Embraer's Chief Financial Officer, Antonio Carlos Garcia, has estimated that commercial jet deliveries for the current year will number between 65 and 70 units, seven of which were dispatched during the first quarter. In a notable development, Garcia mentioned that this year's total will incorporate a mere 26 E-Jet E1s, marking the first time more units of the new E2 model will be delivered.

"By 2026, we could return to a production rate of about 100 aircraft per year," Commercial Aircraft Chief Executive Arjan Meijer stated at Embraer’s pre-Paris air show media event in Lisbon, Portugal on May 26. Achieving this target will require a surge in sales demand, reduced supply chain issues, and an alleviation of the current US pilot shortage, he further explained.

Embraer’s yearly output is already showing signs of a rebound, having escalated from 48 commercial jets in 2021 and 44 in the year prior. The company dispatched 89 E-Jets in the pre-pandemic year of 2019 and 90 in 2018, last hitting triple digits – 101 aircraft – in 2017.

Expressing confidence in the Chinese market, Meijer asserted the E2 model's robust sales potential. In 2022, Embraer earned certification for its E190-E2 from the Civil Aviation Authority of China, with aims for E195-E2 approval by the latter half of the year.

Asserting that Embraer's products could "perfectly co-exist and complement Chinese products," Meijer referred to Comac's ARJ21 and C919.

Moreover, Meijer projected a new wave of E175-E1 sales to US carriers to replace current fleets, given the absence of any near-term changes to existing scope clause restrictions. He announced active campaigns in the US and hinted at some upcoming developments.

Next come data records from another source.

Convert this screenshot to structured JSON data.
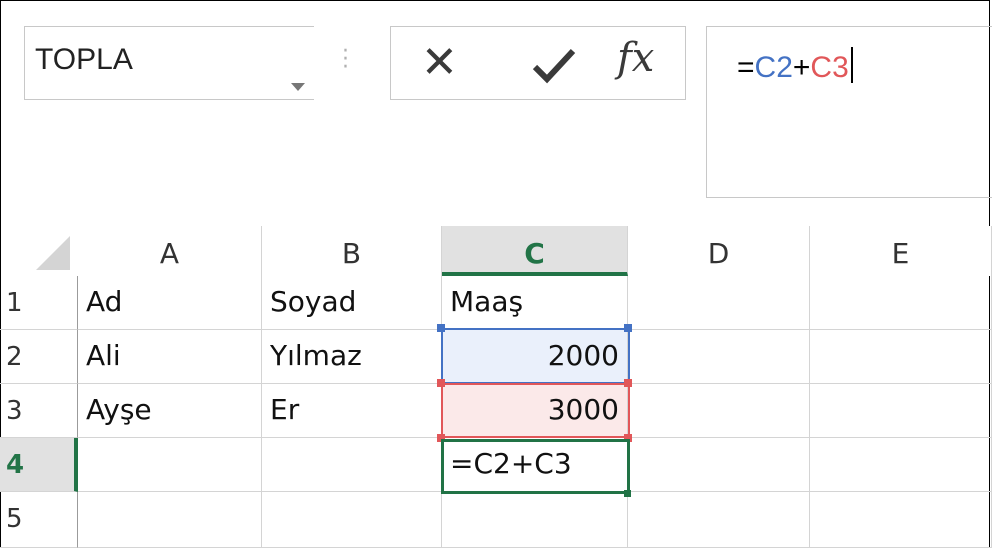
{
  "name_box": {
    "value": "TOPLA"
  },
  "formula_bar": {
    "prefix": "=",
    "ref1": "C2",
    "op": "+",
    "ref2": "C3"
  },
  "icons": {
    "cancel": "close-icon",
    "enter": "check-icon",
    "function": "fx-icon",
    "fx_label": "fx"
  },
  "columns": [
    "A",
    "B",
    "C",
    "D",
    "E"
  ],
  "rows": [
    {
      "num": "1",
      "cells": [
        "Ad",
        "Soyad",
        "Maaş",
        "",
        ""
      ]
    },
    {
      "num": "2",
      "cells": [
        "Ali",
        "Yılmaz",
        "2000",
        "",
        ""
      ]
    },
    {
      "num": "3",
      "cells": [
        "Ayşe",
        "Er",
        "3000",
        "",
        ""
      ]
    },
    {
      "num": "4",
      "cells": [
        "",
        "",
        "=C2+C3",
        "",
        ""
      ]
    },
    {
      "num": "5",
      "cells": [
        "",
        "",
        "",
        "",
        ""
      ]
    }
  ],
  "colors": {
    "ref1": "#4472c4",
    "ref2": "#e15759",
    "active": "#217346"
  }
}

Meijer also shared the operational performance of the E2 family, amidst challenges such as the supply and support of Pratt & Whitney (P&W) PW1900G engines. Despite some teething problems, Meijer reported that the E2 fleet is performing admirably. As of late-May, only 12 of the delivered units were grounded due to engine and other issues.

Being the third platform to utilize P&W’s geared turbofan-family powerplants – after the A320neo and A220 – the E2 has been less impacted. Meijer disclosed that the PW1900G engines are being delivered with Block C combustor enhancements, and a solution for accelerated lining wear has already been put in place. By the fourth quarter of 2025, Embraer anticipates a final configuration to be operational.

While the engine situation is a topic of discussion with customers, Meijer notes, the improvements will be incorporated into the engines that customers will receive in the coming years, resulting in even more advanced technology.